On a sloping site directly opposite the dunes of Peregian Beach, the challenge for this project was to get high enough to capture the sea views over the dunes without exceeding the statutory height limits or blocking views. In fact, the finished building sits well below the maximum height allowed on the sloping block with the bulk of the building running back along the depth of the site, while the portion of the building across the width of the site sits on a minimum of structure to create an open terrace underneath.

This massing provides openness to the site and a breezeway to the properties behind. By tucking in to the back of the lot and pushing the ancilliary garage, workshop, and media room into a basement level, the bulk of this large home is reduced with the living room wing providing an anchor to the seemingly light upper floor bedroom wing that floats across the width of the property and allows views and breezes to the neighbours

The juxtaposition of the shapes means only a very small portion of the building appears as a full 2 storeys. The living room pushes forward as a single storey to conceal the garage doors back in the shadows below, while the garden roof of the living room makes the bedroom wing far back on the block appear to be almost on its own allotment.

Many coastal homes sacrifice passive solar principles in order to maximise their eastern ocean views, but this home actually orients the outdoor living to a large covered northern terrace whilst still maintaining the ocean views. The bedrooms are all oriented towards the ocean and incorporate full height windows and doors, but these are protected by folding timber shutters at the edge of the balconies.

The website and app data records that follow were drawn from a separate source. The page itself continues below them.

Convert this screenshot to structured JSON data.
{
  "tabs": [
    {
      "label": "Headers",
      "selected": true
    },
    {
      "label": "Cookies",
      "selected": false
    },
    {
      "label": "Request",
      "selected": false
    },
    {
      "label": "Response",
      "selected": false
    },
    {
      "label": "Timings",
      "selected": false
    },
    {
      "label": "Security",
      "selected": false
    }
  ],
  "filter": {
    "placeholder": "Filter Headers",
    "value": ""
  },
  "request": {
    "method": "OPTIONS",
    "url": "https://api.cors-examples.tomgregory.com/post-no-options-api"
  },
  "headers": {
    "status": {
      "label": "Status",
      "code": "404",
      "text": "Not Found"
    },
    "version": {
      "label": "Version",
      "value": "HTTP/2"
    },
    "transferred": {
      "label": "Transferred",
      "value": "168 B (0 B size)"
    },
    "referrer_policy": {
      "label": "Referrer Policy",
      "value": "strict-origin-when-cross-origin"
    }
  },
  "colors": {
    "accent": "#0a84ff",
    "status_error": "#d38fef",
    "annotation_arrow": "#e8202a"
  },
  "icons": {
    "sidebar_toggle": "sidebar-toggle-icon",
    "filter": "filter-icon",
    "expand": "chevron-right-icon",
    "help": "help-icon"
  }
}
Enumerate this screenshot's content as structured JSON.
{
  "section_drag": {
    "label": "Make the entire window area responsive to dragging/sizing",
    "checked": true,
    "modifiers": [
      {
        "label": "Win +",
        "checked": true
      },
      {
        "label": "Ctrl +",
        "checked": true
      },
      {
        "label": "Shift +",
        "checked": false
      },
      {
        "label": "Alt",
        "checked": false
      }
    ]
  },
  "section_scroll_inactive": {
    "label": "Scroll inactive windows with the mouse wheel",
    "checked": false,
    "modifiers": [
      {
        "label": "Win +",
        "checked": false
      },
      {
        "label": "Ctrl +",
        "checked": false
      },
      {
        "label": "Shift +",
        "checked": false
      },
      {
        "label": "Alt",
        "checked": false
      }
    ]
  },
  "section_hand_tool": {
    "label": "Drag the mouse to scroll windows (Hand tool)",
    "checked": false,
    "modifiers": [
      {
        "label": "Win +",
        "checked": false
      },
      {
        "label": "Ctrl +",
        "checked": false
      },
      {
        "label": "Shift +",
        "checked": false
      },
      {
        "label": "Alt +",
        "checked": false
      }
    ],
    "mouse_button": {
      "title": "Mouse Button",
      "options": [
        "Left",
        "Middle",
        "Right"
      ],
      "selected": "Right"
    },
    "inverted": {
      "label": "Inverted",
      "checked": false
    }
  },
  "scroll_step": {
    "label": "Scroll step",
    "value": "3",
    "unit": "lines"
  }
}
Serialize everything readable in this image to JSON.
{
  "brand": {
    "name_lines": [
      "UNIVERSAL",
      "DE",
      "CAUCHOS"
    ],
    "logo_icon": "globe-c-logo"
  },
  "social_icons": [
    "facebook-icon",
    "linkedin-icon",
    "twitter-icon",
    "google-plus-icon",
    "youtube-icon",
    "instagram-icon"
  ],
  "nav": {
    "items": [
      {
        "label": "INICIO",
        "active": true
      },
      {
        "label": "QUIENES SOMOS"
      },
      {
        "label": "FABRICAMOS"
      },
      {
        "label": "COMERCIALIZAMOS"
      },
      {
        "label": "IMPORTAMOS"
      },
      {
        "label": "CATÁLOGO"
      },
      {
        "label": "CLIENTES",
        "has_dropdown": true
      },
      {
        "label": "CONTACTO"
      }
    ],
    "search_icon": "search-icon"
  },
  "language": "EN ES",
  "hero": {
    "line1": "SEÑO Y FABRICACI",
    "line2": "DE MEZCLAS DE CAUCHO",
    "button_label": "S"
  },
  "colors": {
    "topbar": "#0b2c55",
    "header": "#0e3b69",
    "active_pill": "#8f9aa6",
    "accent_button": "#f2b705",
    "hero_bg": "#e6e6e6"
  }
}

The home provides a multitude of different indoor and outdoor spaces to suit all seasons and a mix of family and private activities.